Good morning. This is Wendy Wagner with the Chugach National Forest Avalanche Information Center on Sunday, January 8th at 7am. This will serve as a general backcountry avalanche advisory issued for Turnagain Arm with Turnagain Pass as the core advisory area (this advisory does not apply to highways, railroads, or operating ski areas).
20 Mile drainage is open to motorized use! Park at the Portage rail depot and cross the RR tracks at the designated spot ONLY. Please follow bamboo poles from the parking area.
We have a CONSIDERABLE danger today for wind slab avalanches in areas above treeline that are expected to receive moderate, and possibly strong, winds. Slopes with recent wind deposited snow are likely to be sensitive to the weight of a person and human triggered avalanches are likely. Storm snow sluffing and soft slabs avalanches will be likely in steep terrain as well. There is a generally MODERATE danger for storm snow sluffing and small soft slabs near and below treeline in wind sheltered areas.

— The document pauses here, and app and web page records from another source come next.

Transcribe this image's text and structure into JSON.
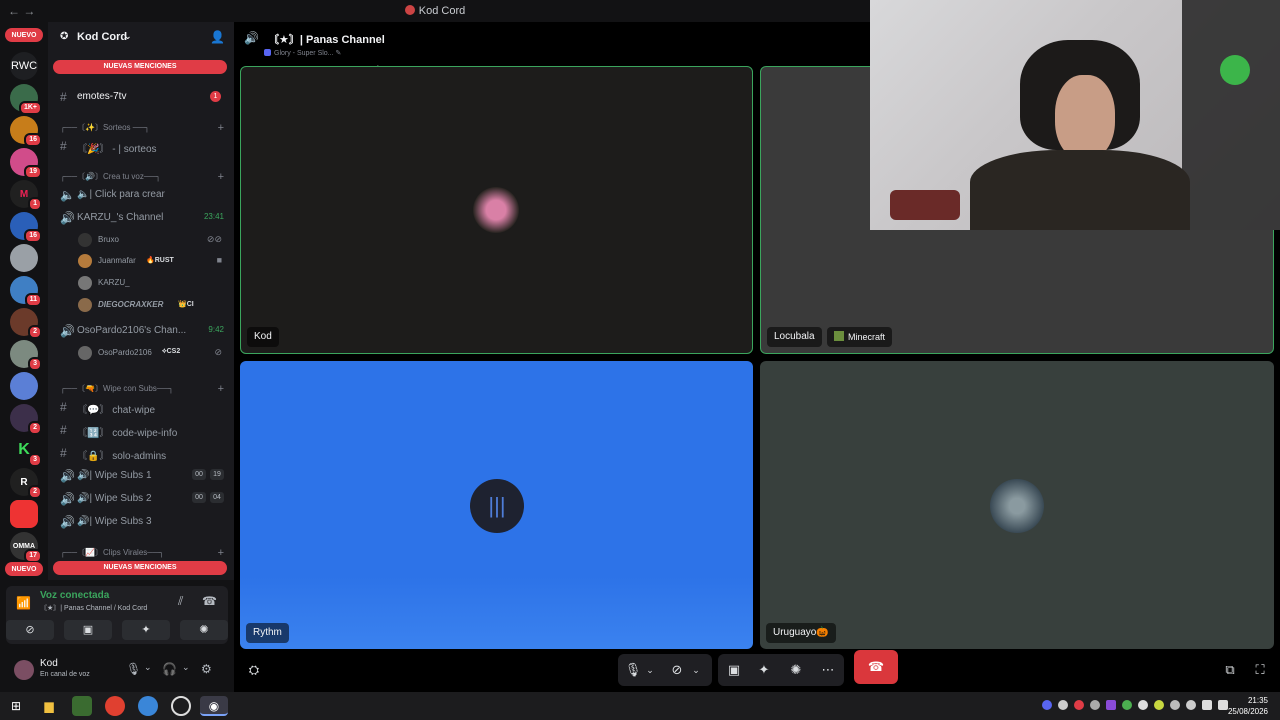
{
  "window": {
    "title": "Kod Cord"
  },
  "servers": {
    "new_label": "NUEVO",
    "rwc_label": "RWC",
    "badges": [
      "1K+",
      "16",
      "19",
      "1",
      "16",
      "11",
      "2",
      "3",
      "2",
      "3",
      "2",
      "17"
    ],
    "new_label_bottom": "NUEVO"
  },
  "guild": {
    "name": "Kod Cord"
  },
  "mentions": {
    "label": "NUEVAS MENCIONES"
  },
  "channels": {
    "emotes": {
      "label": "emotes-7tv",
      "unread": "1"
    },
    "cat_sorteos": "┌──〔✨〕Sorteos ──┐",
    "sorteos": "〘🎉〙 - | sorteos",
    "cat_voz": "┌──〔🔊〕Crea tu voz──┐",
    "click_crear": "🔈| Click para crear",
    "karzu_channel": {
      "label": "KARZU_'s Channel",
      "time": "23:41"
    },
    "karzu_users": [
      {
        "name": "Bruxo"
      },
      {
        "name": "Juanmafar",
        "tag": "🔥RUST"
      },
      {
        "name": "KARZU_"
      },
      {
        "name": "DIEGOCRAXKER",
        "tag": "👑CI"
      }
    ],
    "oso_channel": {
      "label": "OsoPardo2106's Chan...",
      "time": "9:42"
    },
    "oso_users": [
      {
        "name": "OsoPardo2106",
        "tag": "⟡CS2"
      }
    ],
    "cat_wipe": "┌──〔🔫〕Wipe con Subs──┐",
    "chat_wipe": "〘💬〙 chat-wipe",
    "code_wipe": "〘🔢〙 code-wipe-info",
    "solo_admins": "〘🔒〙 solo-admins",
    "wipe1": {
      "label": "🔊| Wipe Subs 1",
      "a": "00",
      "b": "19"
    },
    "wipe2": {
      "label": "🔊| Wipe Subs 2",
      "a": "00",
      "b": "04"
    },
    "wipe3": {
      "label": "🔊| Wipe Subs 3"
    },
    "cat_clips": "┌──〔📈〕Clips Virales──┐"
  },
  "voice": {
    "status": "Voz conectada",
    "sub": "〘★〙| Panas Channel / Kod Cord"
  },
  "user": {
    "name": "Kod",
    "status": "En canal de voz"
  },
  "stage": {
    "channel_name": "〘★〙| Panas Channel",
    "status": "Glory - Super Slo...",
    "tiles": [
      {
        "name": "Kod"
      },
      {
        "name": "Locubala",
        "activity": "Minecraft"
      },
      {
        "name": "Rythm"
      },
      {
        "name": "Uruguayo🎃"
      }
    ]
  },
  "clock": {
    "time": "21:35",
    "date": "25/08/2026"
  },
  "colors": {
    "accent": "#da373c",
    "speaking": "#3ba55d",
    "rythm_blue": "#2d73e8",
    "mention_red": "#e03c46"
  },
  "icons": [
    "back-arrow-icon",
    "speaker-icon",
    "hash-icon",
    "mic-icon",
    "headphones-icon",
    "gear-icon",
    "screen-share-icon",
    "activities-icon",
    "hangup-icon",
    "popout-icon",
    "fullscreen-icon"
  ]
}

AnCNFAIC Staff storm day in the Chugach and Kenai yesterday has put down around 8-10″ of very light fluffy snow in most areas and added to our great start to the year. Low visibility kept people and observations near and below treeline however.
The primary concern is for wind slab avalanches that are contingent upon the increase in northwest winds today. There is ample low density snow available for the winds to transport and form soft sensitive slabs. Secondary concerns are storm snow sluffing and soft slabs formed within the new snow. If the skies break up enough for travel above treeline, careful evaluation of the surface conditions are prudent.
There is roughly 12-18″, possibly more, of storm snow from Thursday (1/5) that is sitting on recycled powder from the late December and early January cold spell. The new snow has shown signs of good bonding to this older snow surface but observations are limited to near and below treeline and how the snow is reacting above treeline should still be suspect. Expect any avalanche that gets moving to be fast and far running, as this is common with light snow.
A reminder that there are more weak layers present in the Summit Lake area. The most recent one is made up of near surface facets that formed during the cold spell. This layer sits right under the new snow and associated wind slabs from Thursday and has shown signs of being quite reactive.
Snow fell fairly steadily yesterday and has tapered off overnight. Most locations picked up around 8-10″ of very low density fluff in the past 24 hours. Temperatures remained warm at the upper elevations, ~20F, and have begun to drop this morning while mid and lower elevations hovered near 10F. Winds picked up yesterday from the east and blew around 15mph with gusts in the mid 20’s and have decreased overnight.
Today, intermittent snow showers could add an inch to some locations but should continue to taper off while skies may break up enough to allow for better visibility. Winds have shifted to the northwest and unfortunately are forecast to increase to the 40mph range, possibly stronger. These winds are ushering in cold air so expect temperatures to drop back into the single digit realm.
CNFAIC Weather Page and the NWS forecast
I will issue the next advisory Monday morning. If you get out in the backcountry we want to know what you are seeing. Please send us your observations using the button at the top of this page or give us a call at 754-2369. Thanks and have a great day.